How to Nurture a Child’s Creativity
“Every child is born an artist. The problems begin once we start to grow up.”
What requires creativity? Art? Music? How about science and math? Does career satisfaction and success require creativity? The research indicates all the above.
But I argue that we should be nurturing our child’s creativity at home because it’s not being taught in school. No, it’s not the budget cut backs in the arts either. That hurts, to be sure, but the issue is that we simply don’t teach “the opportunity to find and bring to life that which motivates [kids] intrinsically.”
Creativity Threatened Specifically in 3rd through 5th Grade
Actually, Lehrer noted, the problems begin in a very specific time frame: the years covering third, fourth, and fifth grade. It’s during this period, he says, that many kids “conclude that they are not creative, and this is in large part because they start to realize that that their drawing is not quite as pretty as they would like, that they can put the brush in the wrong place, that their short stories don’t live up to their expectations—so they become self-conscious and self-aware, and then they shut themselves down.”

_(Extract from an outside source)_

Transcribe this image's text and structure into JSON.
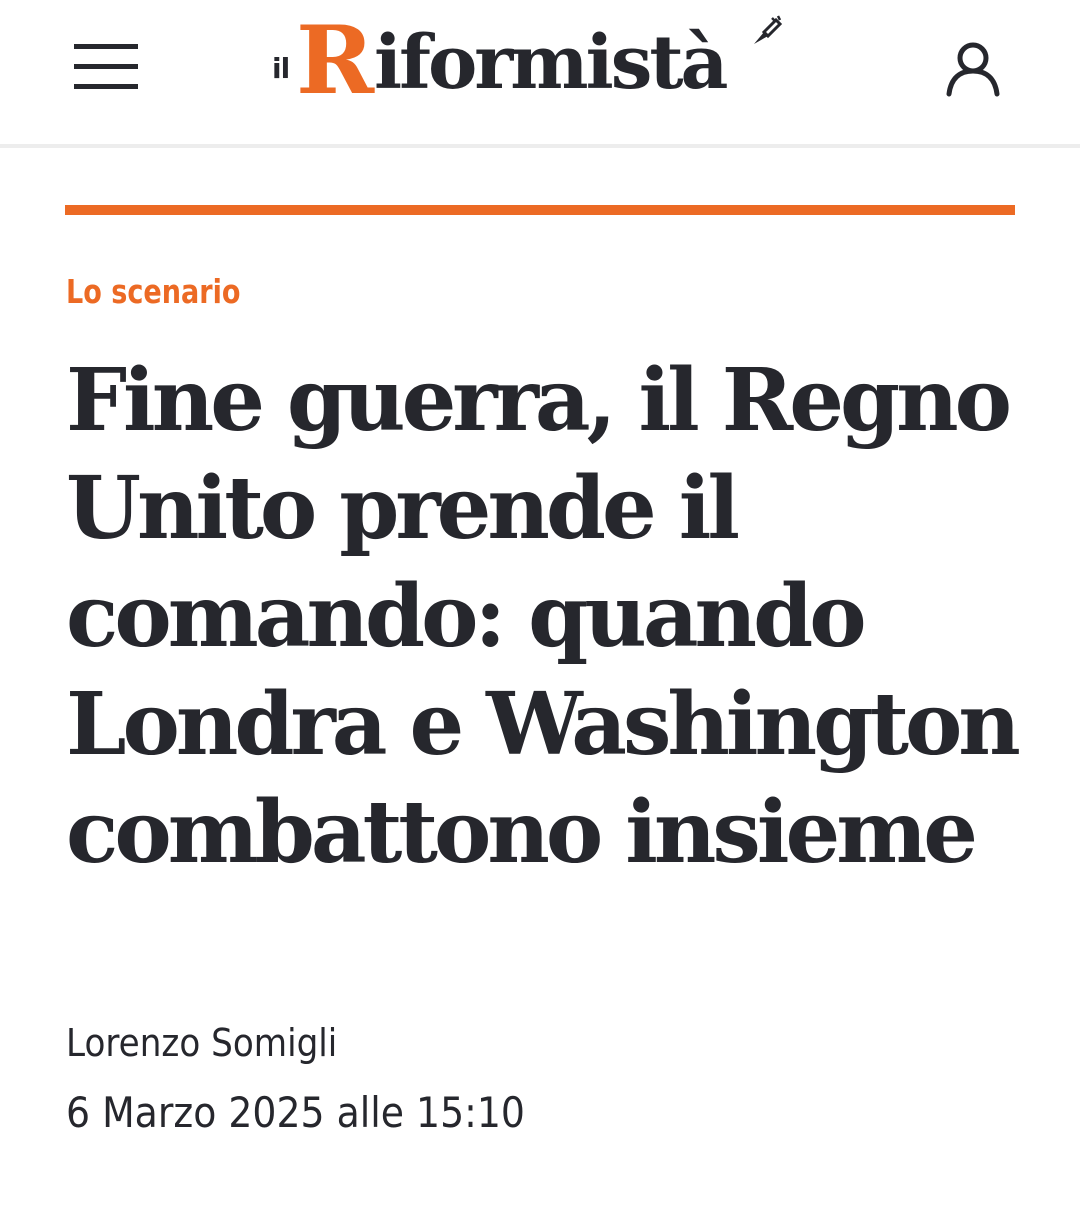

Parents’ and teachers’ task, he said, is to help kids learn how to “productively daydream.” Read more…